Skip to main content

Huntsman Mental Health Institute Celebrates $5 Million Donation and Unveiling of the Kem and Carolyn Gardner Mental Health Crisis Care Center

Today—Huntsman Mental Health Institute (HMHI) announced a generous $5 million gift from Kem and Carolyn Gardner to support the Mental Health Crisis Care Center. Expected to open in 2024 and located on 3300 South between 900 and 1000 West in South Salt Lake, the new center will be named the Kem and Carolyn Gardner Mental Health Crisis Care Center (MHCCC).

"Utah has the highest prevalence of mental illness in the country, impacting every family at some point," says Kem Gardner, philanthropist and chairman of Gardner Company. "We have 30 grandchildren and have not known where to go or what treatment options are available when some of them have struggled. We have to do something different and find better ways to treat youth and adults. This center is so needed in our state. Carolyn and I are pleased to join the University, state legislature, Salt Lake County, and the Huntsman family in this important effort."

Kem and Carolyn Gardner
Kem and Carolyn Gardner

Kem and Carolyn are both actively engaged in community service and philanthropic work. From Intermountain Healthcare, United Way, the Utah Symphony, and especially the University of Utah, the Gardners’ influence and generosity are reflected across the state of Utah.
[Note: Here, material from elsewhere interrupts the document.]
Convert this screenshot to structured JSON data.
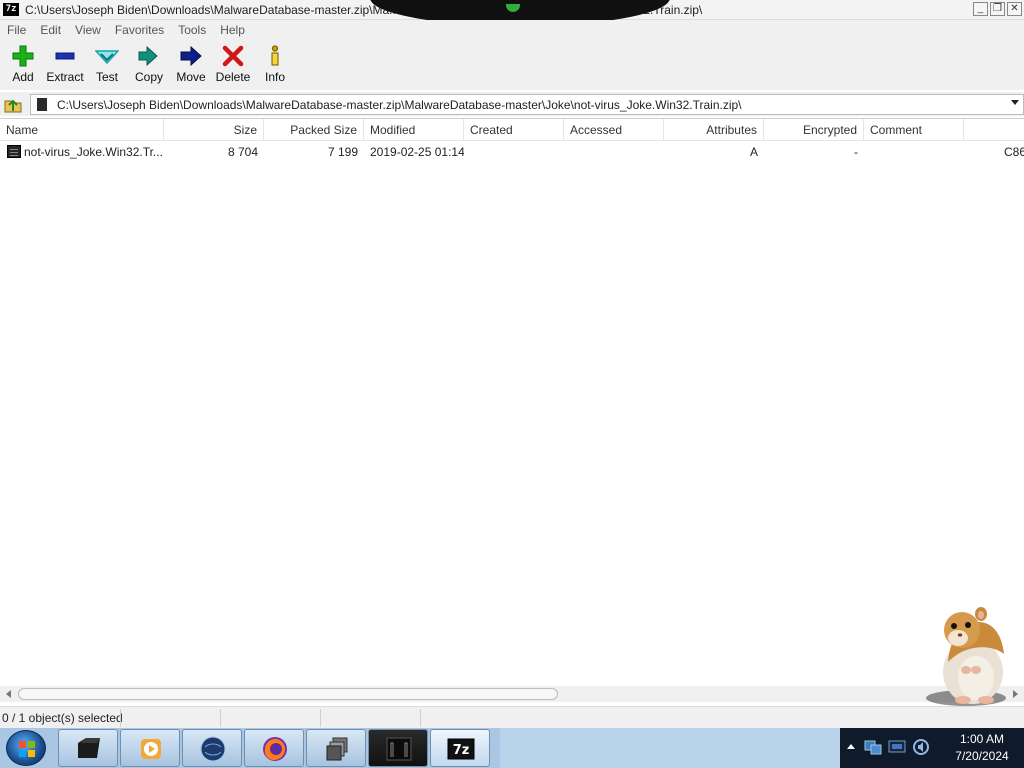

"We are grateful to Kem and Carolyn for their wonderful donation," says Mark H. Rapaport, MD, CEO of HMHI. "They have a tremendous tradition of giving to the University of Utah and this community. The Kem and Carolyn Gardner Mental Health Crisis Care Center will be a welcoming place for all adults experiencing a mental health crisis. Their gift will transform the lives of thousands of people who walk through the doors of the center and help transform how we deliver mental health crisis care in our community and beyond."

Since the initial groundbreaking in May 2021, HMHI has been meeting with community leaders and engaging hundreds of community groups, patients, and stakeholders in focus groups to understand our community's complex mental health needs and how the MHCCC will best serve people in crisis. HMHI also worked with consultants with expertise in mental health facility design to ensure that the building is welcoming and inclusive, honors the humanity of those who enter, and facilitates safe and effective care.

"We are excited about the creative design, the input we received from the community, and the partnerships that have been brought together to make the Kem and Carolyn Gardner Crisis Care Center truly leading edge," Rapaport said. "The building is unique because it is the first to integrate community services, training, and research with crisis care. The programs and collaborations that will occur at the center will ensure that patients and their families break the cycle of despair and receive the absolute best immediate help and ongoing support in one convenient location."

Crisis services and stabilizing treatment will be individualized to meet patient needs and will include:

  • 23-hour treatment and observation stay for those in our 30-bed receiving Center
  • Short-term, rapid stabilization inpatient treatment in our 24-bed acute care unit
  • Medication-assisted treatment clinic for individuals with opiate use disorders
  • Intensive outpatient treatment for adults needing support for substance use disorders
  • Mental health day treatment for adults that need more help than traditional outpatient care

In partnership with dozens of community stakeholders, an entire building floor will be dedicated to supporting services. These include:

  • Free law clinic to remove legal barriers that disrupt many families with a mental health crisis
  • Primary care and dental care clinics
  • Intensive case management
  • Connections to existing community programs for housing, health care, and employment

Researchers will work alongside clinicians, patients, and their families to develop evidence-based best practices for treatment and care and develop new approaches to helping people. The center will also be a site for training future crisis care professionals, including social workers, nurses, psychologists, psychiatrists, and others.

"We're building a crisis care center that integrates training, research, and clinical care into one entity so that we are always evaluating and learning about the best approaches to treatment and creating new models of care," Rapaport continues. "The Kem and Carolyn Gardner Mental Health Crisis Care Center is a forward-thinking concept, and what we are building is not being done anywhere else."

The new 78,000-square-foot Kem and Carolyn Gardner Mental Health Crisis Care Center will be located near the Salt Lake County jail and the South Salt Lake men's homeless resource center. The MHCCC is the first building on the future site of the Huntsman Mental Health Institute Campus of Hope. The MHCCC will expand HMHI's existing mental health crisis services.


A dinner honoring Kem and Carolyn and the Gardner family will occur this evening at Huntsman Foundation. The Gardners will be joined by the Huntsman family, University of Utah President Taylor Randall, Salt Lake County Mayor Jenny Wilson, and other philanthropic and state leaders.

Kem and Carolyn Gardner’s donation, combined with other private philanthropists’, state, and county funds, nearly covers the $47 million cost of the building. An additional $3 million will need to be raised by private donors to complete the project. To learn more or make a life-changing donation, visit the website at this link.